[Data excerpts]
————

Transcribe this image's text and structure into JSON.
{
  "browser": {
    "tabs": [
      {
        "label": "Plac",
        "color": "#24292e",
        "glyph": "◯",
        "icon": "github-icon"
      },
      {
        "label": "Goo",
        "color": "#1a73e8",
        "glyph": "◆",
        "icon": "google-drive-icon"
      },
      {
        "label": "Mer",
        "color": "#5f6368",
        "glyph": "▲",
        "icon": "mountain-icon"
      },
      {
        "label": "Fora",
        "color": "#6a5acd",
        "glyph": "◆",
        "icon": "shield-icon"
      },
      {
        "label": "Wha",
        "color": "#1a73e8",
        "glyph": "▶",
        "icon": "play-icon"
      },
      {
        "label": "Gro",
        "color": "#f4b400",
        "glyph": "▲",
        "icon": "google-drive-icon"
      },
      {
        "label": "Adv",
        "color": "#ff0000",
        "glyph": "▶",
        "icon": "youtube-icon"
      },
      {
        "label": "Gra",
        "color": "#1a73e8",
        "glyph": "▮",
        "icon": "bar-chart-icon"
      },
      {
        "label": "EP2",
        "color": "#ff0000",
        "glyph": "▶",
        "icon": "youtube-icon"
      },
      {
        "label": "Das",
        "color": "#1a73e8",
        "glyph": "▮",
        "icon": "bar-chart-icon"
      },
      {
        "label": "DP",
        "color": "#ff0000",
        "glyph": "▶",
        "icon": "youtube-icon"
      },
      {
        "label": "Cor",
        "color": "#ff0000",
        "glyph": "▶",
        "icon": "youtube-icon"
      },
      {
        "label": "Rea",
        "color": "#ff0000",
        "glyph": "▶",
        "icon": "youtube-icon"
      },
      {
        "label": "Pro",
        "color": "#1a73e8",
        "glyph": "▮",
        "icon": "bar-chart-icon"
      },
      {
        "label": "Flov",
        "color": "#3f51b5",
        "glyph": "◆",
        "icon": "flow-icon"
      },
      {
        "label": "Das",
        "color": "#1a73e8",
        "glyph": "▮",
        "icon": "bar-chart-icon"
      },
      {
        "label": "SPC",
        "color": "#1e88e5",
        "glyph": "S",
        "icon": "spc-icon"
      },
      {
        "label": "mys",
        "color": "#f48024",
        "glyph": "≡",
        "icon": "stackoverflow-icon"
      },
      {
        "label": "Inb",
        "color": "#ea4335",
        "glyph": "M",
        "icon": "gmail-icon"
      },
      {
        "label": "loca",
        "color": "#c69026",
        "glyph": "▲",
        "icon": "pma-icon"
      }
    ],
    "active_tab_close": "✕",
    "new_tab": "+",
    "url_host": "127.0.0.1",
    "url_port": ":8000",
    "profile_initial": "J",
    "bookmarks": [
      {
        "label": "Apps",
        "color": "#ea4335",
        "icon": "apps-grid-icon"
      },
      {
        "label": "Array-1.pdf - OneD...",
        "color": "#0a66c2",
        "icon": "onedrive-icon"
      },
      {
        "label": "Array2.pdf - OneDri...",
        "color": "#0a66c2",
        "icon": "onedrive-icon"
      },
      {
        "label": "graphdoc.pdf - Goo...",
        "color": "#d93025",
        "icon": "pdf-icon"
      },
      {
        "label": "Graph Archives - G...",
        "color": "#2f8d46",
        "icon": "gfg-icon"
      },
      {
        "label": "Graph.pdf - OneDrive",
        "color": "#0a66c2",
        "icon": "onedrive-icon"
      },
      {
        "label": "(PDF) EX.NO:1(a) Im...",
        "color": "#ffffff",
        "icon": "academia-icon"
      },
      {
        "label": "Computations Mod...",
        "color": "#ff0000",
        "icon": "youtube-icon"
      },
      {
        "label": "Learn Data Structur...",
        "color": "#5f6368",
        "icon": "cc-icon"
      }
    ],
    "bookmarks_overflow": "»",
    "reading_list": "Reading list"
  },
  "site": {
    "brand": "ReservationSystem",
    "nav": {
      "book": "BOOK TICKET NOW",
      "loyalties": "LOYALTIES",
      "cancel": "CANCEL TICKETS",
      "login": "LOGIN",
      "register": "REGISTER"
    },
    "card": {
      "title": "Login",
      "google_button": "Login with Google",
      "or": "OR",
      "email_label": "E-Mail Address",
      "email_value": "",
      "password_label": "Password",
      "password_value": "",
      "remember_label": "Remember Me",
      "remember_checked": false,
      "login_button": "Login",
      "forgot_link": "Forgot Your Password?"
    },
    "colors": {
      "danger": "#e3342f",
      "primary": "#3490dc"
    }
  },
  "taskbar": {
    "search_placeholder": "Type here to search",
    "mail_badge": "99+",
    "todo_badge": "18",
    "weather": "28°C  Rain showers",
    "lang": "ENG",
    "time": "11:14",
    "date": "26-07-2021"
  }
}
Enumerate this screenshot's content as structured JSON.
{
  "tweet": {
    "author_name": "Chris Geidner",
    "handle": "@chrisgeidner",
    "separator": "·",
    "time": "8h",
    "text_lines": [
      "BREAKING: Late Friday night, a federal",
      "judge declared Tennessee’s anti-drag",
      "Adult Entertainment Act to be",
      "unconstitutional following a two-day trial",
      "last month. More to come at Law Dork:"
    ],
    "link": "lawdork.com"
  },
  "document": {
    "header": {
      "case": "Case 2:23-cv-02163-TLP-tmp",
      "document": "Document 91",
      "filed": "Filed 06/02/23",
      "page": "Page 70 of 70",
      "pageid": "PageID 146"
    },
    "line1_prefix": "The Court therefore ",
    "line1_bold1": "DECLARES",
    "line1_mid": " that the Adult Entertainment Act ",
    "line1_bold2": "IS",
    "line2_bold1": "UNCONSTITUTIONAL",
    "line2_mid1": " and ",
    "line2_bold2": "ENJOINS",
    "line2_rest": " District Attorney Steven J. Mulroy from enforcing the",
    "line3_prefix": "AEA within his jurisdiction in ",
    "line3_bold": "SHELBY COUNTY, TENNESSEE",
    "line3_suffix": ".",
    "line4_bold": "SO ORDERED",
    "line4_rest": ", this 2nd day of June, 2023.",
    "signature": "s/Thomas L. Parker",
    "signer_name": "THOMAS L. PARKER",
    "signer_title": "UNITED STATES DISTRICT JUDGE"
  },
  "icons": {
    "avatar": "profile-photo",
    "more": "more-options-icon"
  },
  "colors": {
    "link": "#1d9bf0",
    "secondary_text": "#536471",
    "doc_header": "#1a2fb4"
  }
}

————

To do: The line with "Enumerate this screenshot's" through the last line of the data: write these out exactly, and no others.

Problem solution:
Enumerate this screenshot's content as structured JSON.
{
  "tweet": {
    "author_name": "Chris Geidner",
    "handle": "@chrisgeidner",
    "separator": "·",
    "time": "8h",
    "text_lines": [
      "BREAKING: Late Friday night, a federal",
      "judge declared Tennessee’s anti-drag",
      "Adult Entertainment Act to be",
      "unconstitutional following a two-day trial",
      "last month. More to come at Law Dork:"
    ],
    "link": "lawdork.com"
  },
  "document": {
    "header": {
      "case": "Case 2:23-cv-02163-TLP-tmp",
      "document": "Document 91",
      "filed": "Filed 06/02/23",
      "page": "Page 70 of 70",
      "pageid": "PageID 146"
    },
    "line1_prefix": "The Court therefore ",
    "line1_bold1": "DECLARES",
    "line1_mid": " that the Adult Entertainment Act ",
    "line1_bold2": "IS",
    "line2_bold1": "UNCONSTITUTIONAL",
    "line2_mid1": " and ",
    "line2_bold2": "ENJOINS",
    "line2_rest": " District Attorney Steven J. Mulroy from enforcing the",
    "line3_prefix": "AEA within his jurisdiction in ",
    "line3_bold": "SHELBY COUNTY, TENNESSEE",
    "line3_suffix": ".",
    "line4_bold": "SO ORDERED",
    "line4_rest": ", this 2nd day of June, 2023.",
    "signature": "s/Thomas L. Parker",
    "signer_name": "THOMAS L. PARKER",
    "signer_title": "UNITED STATES DISTRICT JUDGE"
  },
  "icons": {
    "avatar": "profile-photo",
    "more": "more-options-icon"
  },
  "colors": {
    "link": "#1d9bf0",
    "secondary_text": "#536471",
    "doc_header": "#1a2fb4"
  }
}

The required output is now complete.